As I started to write about the Cypress School Board race, I realized I cannot write about school board races without offering some background and insight into the dynamics of school board campaigns. Therefore, I present to you a political campaign primer. This primer is intended to serve as background information, but will also be useful if any reader ever wishes to run for a local school board.
First, allow me to say running a political campaign is not glamorous. Political campaigns are hard work and are difficult to win, making well run campaigns an art form. A lot of thought and strategy goes into every detail for candidates who are serious about winning.
There are three basic things that every candidate should consider before they actually file papers to run for office. First is their name; second, their occupation; and the biggest and final consideration is the ballot statement.
The way a candidate states his or her name can make or break the candidacy. The old strategy was to make the candidate's name as long as possible, because it took up more space on the ballot. More space on the ballot meant voters were more likely to see it and cast their vote for you. But that was the strategy for paper and punch hole ballots. Today's electronic ballots demand a different strategy.
Today, candidates need to consider if absentee votes (which are still on paper and are filled out by the voter at home), or election day votes are more important. If absentee votes are more important, the candidate will likely choose to leave his or her name as long as possible. Take my name, for example. I may use "Alexandria A. ‘Alex' Coronado" if I believe absentee votes are more important.
However, if I believe election day votes are more important, then I would leave my name "Alexandria Coronado" because the lengthened name will have a smaller font size on the electronic ballot in order to fit on one line. Smaller font size means some voters might not be able to see my name on election day. Therefore, I might lose votes.
The second consideration is the occupation designation. Not every state allows candidates to have this, but California does, and it is a very important consideration. Each candidate gets three words, unless the candidate already holds an appointed or elective office. In that case, the candidate may choose to use proper title of the elective office, or the word "Incumbent."
For instance, "Governing Board Member, Anaheim Union High School District," is the proper title for someone who currently holds that office. It is most advantageous to use the title of an elective office, and is probably the best choice. Why? Because it creates space on the ballot. Remember the strategy on the length of the name? The occupation designation allows officeholders to "cheat," if you will, by using more than three words. This is one reason why challengers have a hard time beating incumbents for local offices.
The word "Incumbent" deserves special consideration. Personally, I never recommend using "Incumbent" as an occupation designation.

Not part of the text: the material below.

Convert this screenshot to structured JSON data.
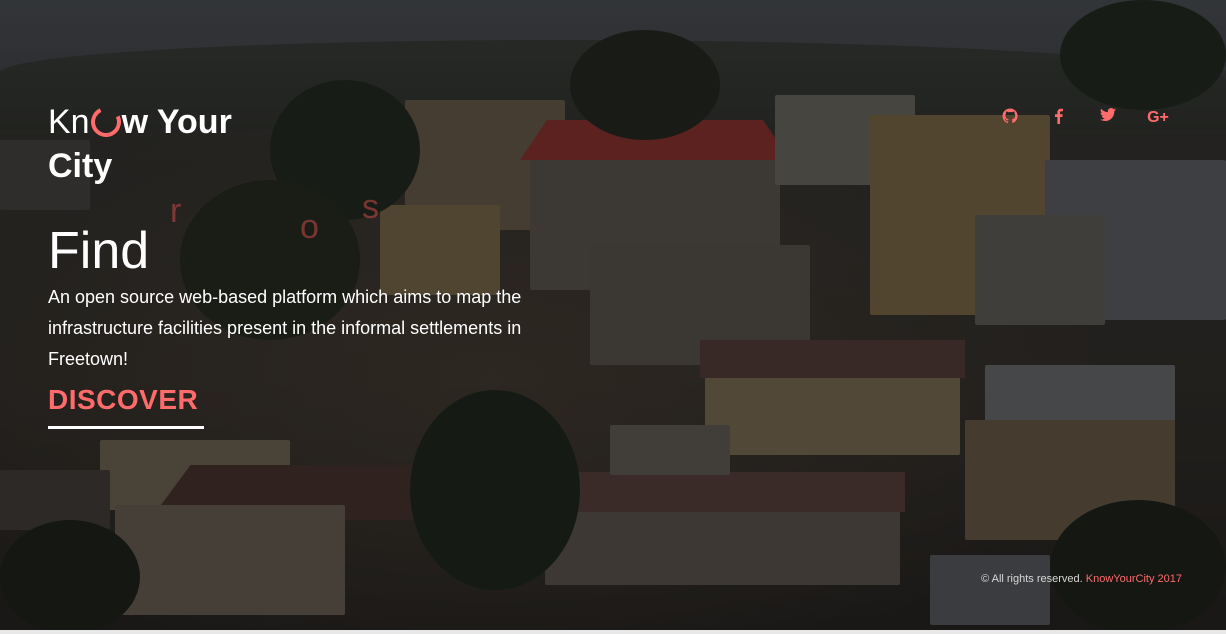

This year particularly, there is a great sense of anti-incumbency, and I would not recommend any elected official use this word as their occupation designation, although some school board candidates did.

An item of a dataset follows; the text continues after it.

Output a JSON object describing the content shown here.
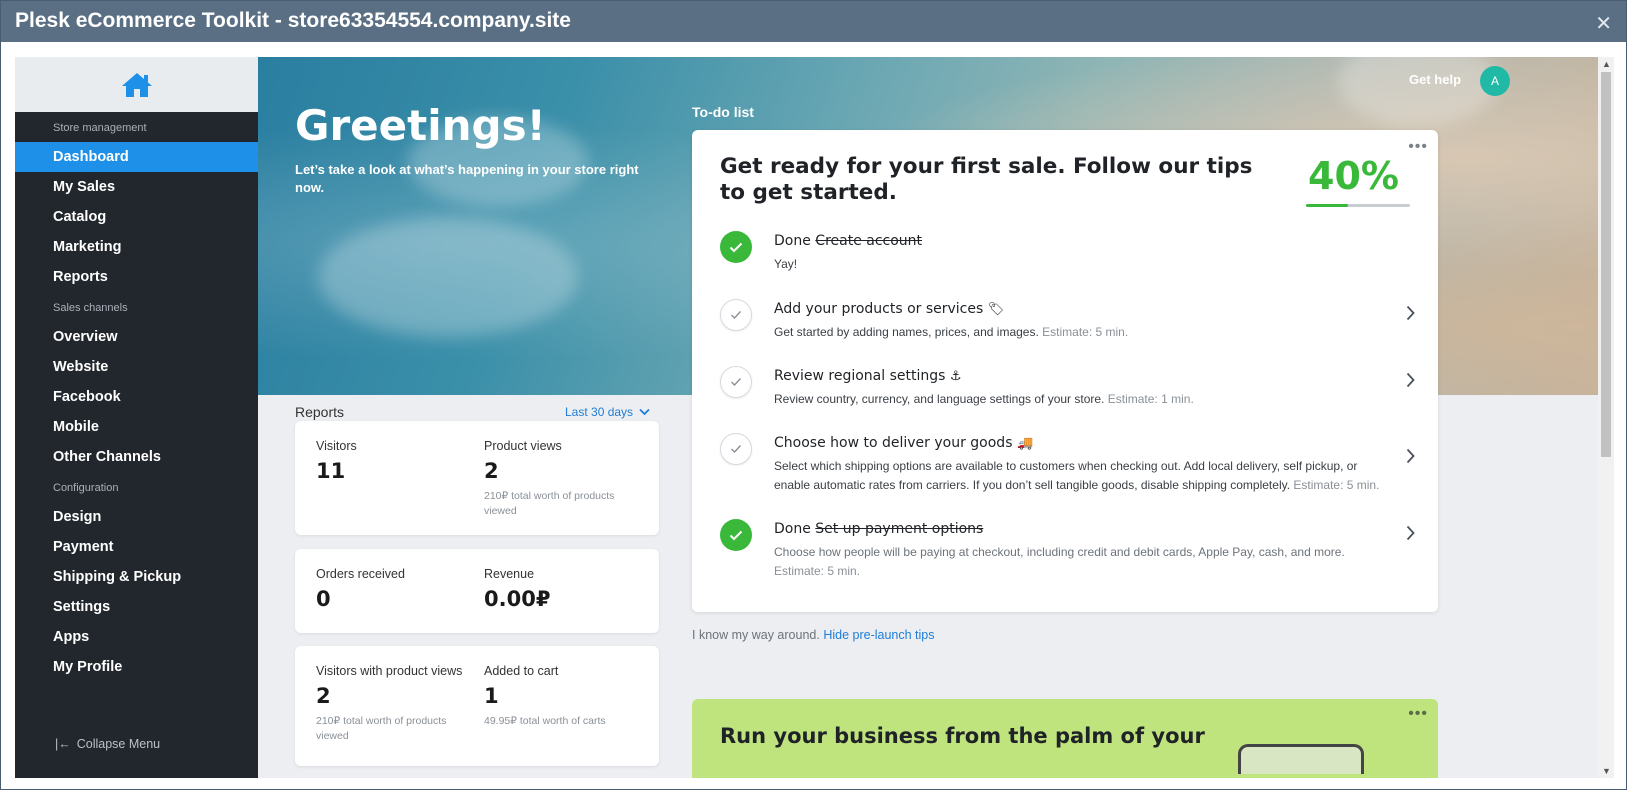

Now, let's say you are not an appointed or elected official. You still get three words. But which words do you choose? Your choices are much more difficult.
Let's say you are the father of two children in the school district, you served as President of the Football Boosters at the local high school, and you work for Boeing as an aerospace engineer. Your occupation designation allows three words. "Aerospace Engineer" is a pretty good designation, but you get one more word. "Aerospace Engineer / Volunteer" might be alright, but you could consider "Engineer / School Volunteer" as well.
See how it works? It's not so simple once you start thinking about it.
The final, and most important consideration when running for office is the ballot statement. It is the most important part of any candidate's campaign. It states why you are running, your qualifications, and what you want to accomplish if elected. Candidates who do not submit ballot statements are not considered serious contenders and they rarely win.
Candidates may choose 200 or 400 words for their ballot statement. Most candidates choose 200 words. Candidates must pay for the ballot statement, and it is not cheap. In the tiny Cypress Elementary School District, candidates who submitted a ballot statement had to pay $764 for 200 words. Larger school districts had to pay more money. The Orange County Board of Education Area 2 ballot statement cost roughly $4,800. But that ballot statement is mailed to every single registered voter's home, even if there are four voters in one household. The ballot statement is worth every penny.
Now, within those 200 words, the candidate must say everything they possibly can about their qualifications, why they are running, and what they want to accomplish if elected. Savvy candidates will ask for your vote within those 200 words. There are rules for writing the ballot statement. For instance, you may not say anything negative about any other candidate. You may not bullet point anything in your statement, and some phrases, such as "Anaheim City School District" count as one word instead of four.
So as we go through and evaluate candidates in the days before November 2nd, we will look at their name, occupation designation, and ballot statements to see if they are viable.
In the meantime, I challenge you, dear reader, to come up with a name, occupation designation, and a 200 word ballot statement following the rules I just laid out. Post it in the comments section, and see what your fellow readers have contributed.
I guarantee you it is not glamorous, but it is truly an art form.